Dr. Anthony Fauci recently announced he will be stepping down from all government positions, including his position as chief medical advisor to President Joe Biden. As the most notable public health official leading America’s response to COVID for the past two and a half years, Fauci has repeatedly declared, “I represent science.”
My family abided by the severe restrictions Fauci demanded of Americans throughout the pandemic. During that time, my parents lost their son — and I lost my brother — to a non-Covid illness. The devastating consequences of the government-mandated restrictions made his death that much more awful and, in my opinion, more preventable. A little more humility, along with an honest acknowledgement of the steep downsides of the policies he championed, would be a welcome change before Fauci leaves office.
When the country shut down in March 2020, at Fauci’s recommendation, my brother and I were most concerned about protecting our elderly parents. My father suffers from Parkinson’s disease, and this comorbidity renders him especially vulnerable if he contracts the virus.

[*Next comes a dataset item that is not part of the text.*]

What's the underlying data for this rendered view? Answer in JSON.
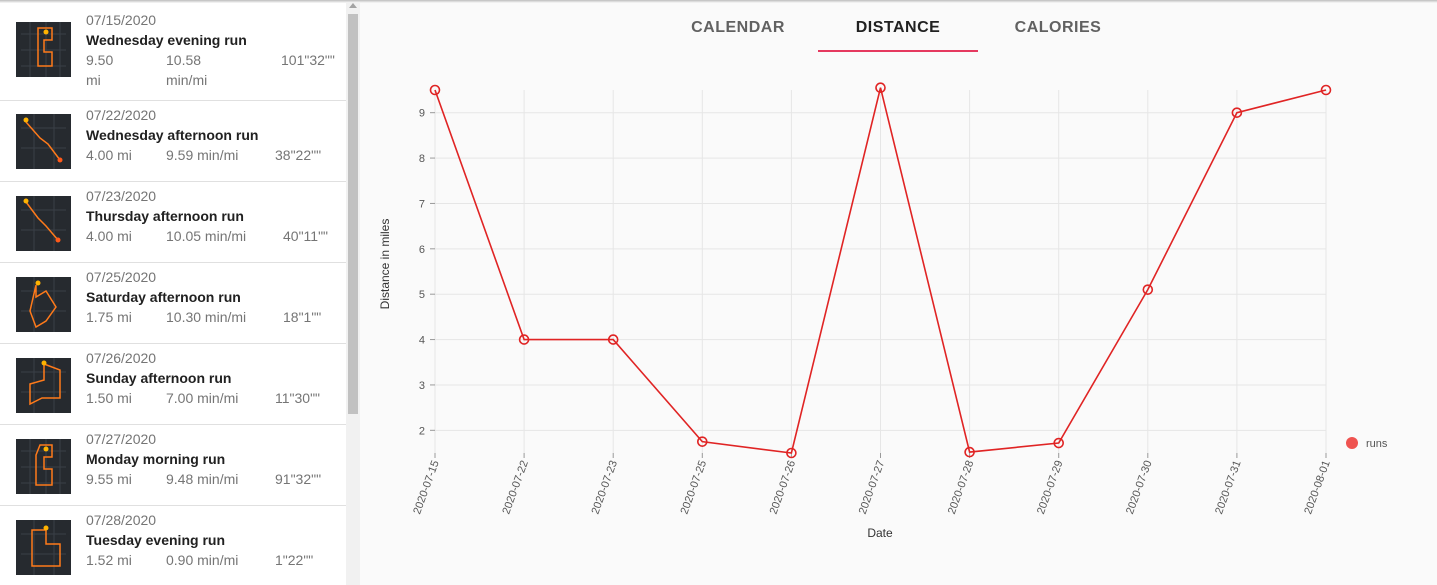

We diligently wore masks, and I began purchasing them even when Fauci and other public health officials initially discouraged the practice. When mask guidance was reversed in April 2020, my family gladly complied. My objections, detailed publicly, centered not on the wisdom of mask-wearing but on the tardiness of the medical experts to reach their updated conclusion.
My family also dutifully “socially distanced.” My brother, who lived two hours away from my parents, no longer entered their house for fear of infecting them through asymptomatic spread. Prior to the pandemic, he visited almost every weekend.

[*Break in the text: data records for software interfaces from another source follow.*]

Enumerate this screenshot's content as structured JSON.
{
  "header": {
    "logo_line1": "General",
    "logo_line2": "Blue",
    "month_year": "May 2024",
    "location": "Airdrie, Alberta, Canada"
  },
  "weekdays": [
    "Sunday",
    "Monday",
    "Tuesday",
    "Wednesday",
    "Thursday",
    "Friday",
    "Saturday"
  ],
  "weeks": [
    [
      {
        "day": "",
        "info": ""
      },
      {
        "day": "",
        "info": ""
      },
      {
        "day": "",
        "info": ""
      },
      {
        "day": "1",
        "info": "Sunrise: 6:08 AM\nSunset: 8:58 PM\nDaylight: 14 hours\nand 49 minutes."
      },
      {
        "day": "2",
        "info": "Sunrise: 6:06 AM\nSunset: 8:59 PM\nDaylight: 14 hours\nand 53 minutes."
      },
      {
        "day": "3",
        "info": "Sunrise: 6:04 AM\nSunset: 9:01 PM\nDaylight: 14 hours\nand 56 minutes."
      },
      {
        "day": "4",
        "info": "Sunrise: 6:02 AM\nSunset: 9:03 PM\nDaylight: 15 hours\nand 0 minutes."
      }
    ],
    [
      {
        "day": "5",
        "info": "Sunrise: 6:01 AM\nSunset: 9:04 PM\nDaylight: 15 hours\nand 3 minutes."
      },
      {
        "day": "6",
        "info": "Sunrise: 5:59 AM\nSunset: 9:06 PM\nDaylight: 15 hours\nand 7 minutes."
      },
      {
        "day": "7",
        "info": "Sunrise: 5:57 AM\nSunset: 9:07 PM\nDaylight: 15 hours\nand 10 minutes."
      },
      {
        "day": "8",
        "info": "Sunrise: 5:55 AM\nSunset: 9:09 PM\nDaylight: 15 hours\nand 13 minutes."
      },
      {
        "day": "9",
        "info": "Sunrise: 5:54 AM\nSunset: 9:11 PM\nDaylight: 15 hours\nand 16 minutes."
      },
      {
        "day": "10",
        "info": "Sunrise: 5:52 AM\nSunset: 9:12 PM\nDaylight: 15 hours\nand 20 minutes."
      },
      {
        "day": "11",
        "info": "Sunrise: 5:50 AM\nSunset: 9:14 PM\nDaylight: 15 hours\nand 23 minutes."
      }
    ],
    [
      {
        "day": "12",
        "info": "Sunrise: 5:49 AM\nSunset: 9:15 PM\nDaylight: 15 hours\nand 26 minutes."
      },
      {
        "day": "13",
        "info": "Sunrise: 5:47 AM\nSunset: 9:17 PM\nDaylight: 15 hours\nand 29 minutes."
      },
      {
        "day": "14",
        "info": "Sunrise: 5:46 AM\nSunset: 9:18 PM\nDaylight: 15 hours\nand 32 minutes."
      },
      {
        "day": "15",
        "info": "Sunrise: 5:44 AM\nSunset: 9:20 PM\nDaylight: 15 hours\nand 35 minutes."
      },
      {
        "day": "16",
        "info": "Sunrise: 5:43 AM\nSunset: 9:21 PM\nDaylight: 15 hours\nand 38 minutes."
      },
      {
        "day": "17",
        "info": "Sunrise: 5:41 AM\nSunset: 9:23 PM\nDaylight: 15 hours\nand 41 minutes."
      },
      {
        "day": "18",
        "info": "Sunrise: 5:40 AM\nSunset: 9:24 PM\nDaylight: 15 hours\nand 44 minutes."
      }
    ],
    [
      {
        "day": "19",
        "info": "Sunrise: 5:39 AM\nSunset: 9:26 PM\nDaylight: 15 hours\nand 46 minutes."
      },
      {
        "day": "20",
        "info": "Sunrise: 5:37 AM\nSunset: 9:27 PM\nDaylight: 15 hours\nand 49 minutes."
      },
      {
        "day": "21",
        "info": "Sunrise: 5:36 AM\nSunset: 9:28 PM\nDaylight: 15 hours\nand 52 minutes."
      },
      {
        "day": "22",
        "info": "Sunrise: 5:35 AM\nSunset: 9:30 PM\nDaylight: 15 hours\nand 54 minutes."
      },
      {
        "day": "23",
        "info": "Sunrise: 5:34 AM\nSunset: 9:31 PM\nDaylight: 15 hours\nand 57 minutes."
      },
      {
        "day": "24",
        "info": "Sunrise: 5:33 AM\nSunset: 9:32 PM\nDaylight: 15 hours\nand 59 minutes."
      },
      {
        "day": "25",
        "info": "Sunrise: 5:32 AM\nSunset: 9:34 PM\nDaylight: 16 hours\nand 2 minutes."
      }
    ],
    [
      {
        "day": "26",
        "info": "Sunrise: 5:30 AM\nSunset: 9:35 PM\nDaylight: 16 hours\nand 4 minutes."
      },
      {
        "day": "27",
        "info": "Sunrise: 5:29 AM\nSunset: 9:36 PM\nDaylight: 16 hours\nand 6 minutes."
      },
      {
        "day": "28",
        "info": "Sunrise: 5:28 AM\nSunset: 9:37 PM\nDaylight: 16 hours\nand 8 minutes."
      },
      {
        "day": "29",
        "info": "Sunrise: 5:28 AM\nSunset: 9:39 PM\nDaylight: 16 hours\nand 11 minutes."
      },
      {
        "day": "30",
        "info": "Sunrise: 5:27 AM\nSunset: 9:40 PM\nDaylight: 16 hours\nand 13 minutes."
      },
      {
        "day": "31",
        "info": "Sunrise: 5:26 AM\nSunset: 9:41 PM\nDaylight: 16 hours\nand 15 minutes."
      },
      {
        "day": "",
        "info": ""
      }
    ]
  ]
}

As it turned out, my brother, an able-bodied man in his late 40s, was far more vulnerable during the pandemic than we could have ever imagined. He had various pre-existing health issues, and they were exacerbated by his reaction to the lockdowns.
An interpreter by profession, my brother used to meet with multiple clients at multiple venues each day. Those interactions ended when the country shut down. The emotional support he had derived from the regular visits to our parents also ceased. He had quit smoking, a major risk factor for heart disease, just before the pandemic. In isolation, though, he returned to the habit.
In early September 2020, he had a heart attack, which led to admittance to intensive care units at a couple of hospitals in the San Francisco Bay Area. After two short weeks, he passed away.
My family did not get to see him one last time to bid farewell. Washington Hospital in Fremont, where he died, informed me that no visitors were allowed — unless the patient was on their death bed, breathing their last breaths. This meant that patients like my brother, who passed away unexpectedly in the middle of the night, died alone or in the company of medical personnel.
While at St. Rose Hospital in Hayward, a prior ICU where my brother was admitted, he told me he felt like he was “being tortured” by the treatment provided. After his death, I called nearly every one of his doctors at both hospitals to find out what had transpired. Each of them tried to provide answers, except for one doctor at St. Rose, who reacted with hostility and refused further discussion after a few minutes. Now, nearly two years after my brother’s death, questions about why he felt “tortured” remain unanswered.
My brother’s funeral, limited to 20 attendees, featured a slew of grey-haired relatives older than he. My mother, stricken with grief, repeatedly demanded an answer from the heavens for why her son was taken away. As I attended to her, my father sat alone in a wheelchair in front of my brother’s casket.
Multiple factors contributed to my brother’s untimely death, including lifestyle choices, illnesses, and circumstances that existed long before the pandemic. Like others suffering from sudden loss, my parents and I have repeatedly asked ourselves what more we could have done while he was still alive.
With that said, I believe my brother’s chances of surviving would have been higher had strident COVID restrictions not existed. I could have showed up in-person at the hospital by his bedside, tracked down his doctors, demanded any necessary improvements to his care, and advocated on his behalf when he was gravely ill. At the very least, my parents and I could have seen him before he died.
Sadly, my family’s tragedy is not ours alone. The lockdowns and other COVID restrictions — recommended by Fauci and implemented by federal, state, and local governments — have exacted a gargantuan price on Americans.
Americans’ health deteriorated due to anxiety, depression, weight gain, a sense of isolation, and missed doctor’s visits or medical screenings. The death rate, in general, among younger adults, such as my brother, surged, with a majority of the deceased suffering from non-COVID causes. Meanwhile, my brother was among many who died of heart disease since the virus reached American shores. In 2020, the year the lockdowns began, the mortality rate for this illness rose by 4.3 percent, with recorded deaths clocking in at the highest number in nearly 20 years.
Today, Fauci has become a lightning rod, but he seems as sure of himself as ever and has claimed, “I can defend everything I’ve done.” For a scientist wielding supposedly nonpartisan titles, he has resorted to waging highly partisan attacks.
Amid the heated back and forth, no one can undo my family’s tragedy or the tragedies of so many other families, but officials like Fauci, who engineered this country’s COVID policies, can still make an attempt at humility and critical self-assessment. It would be good for science.
Ying Ma is the author of Chinese Girl in the Ghetto.
The views expressed in this piece are those of the author and do not necessarily represent those of The Daily Wire.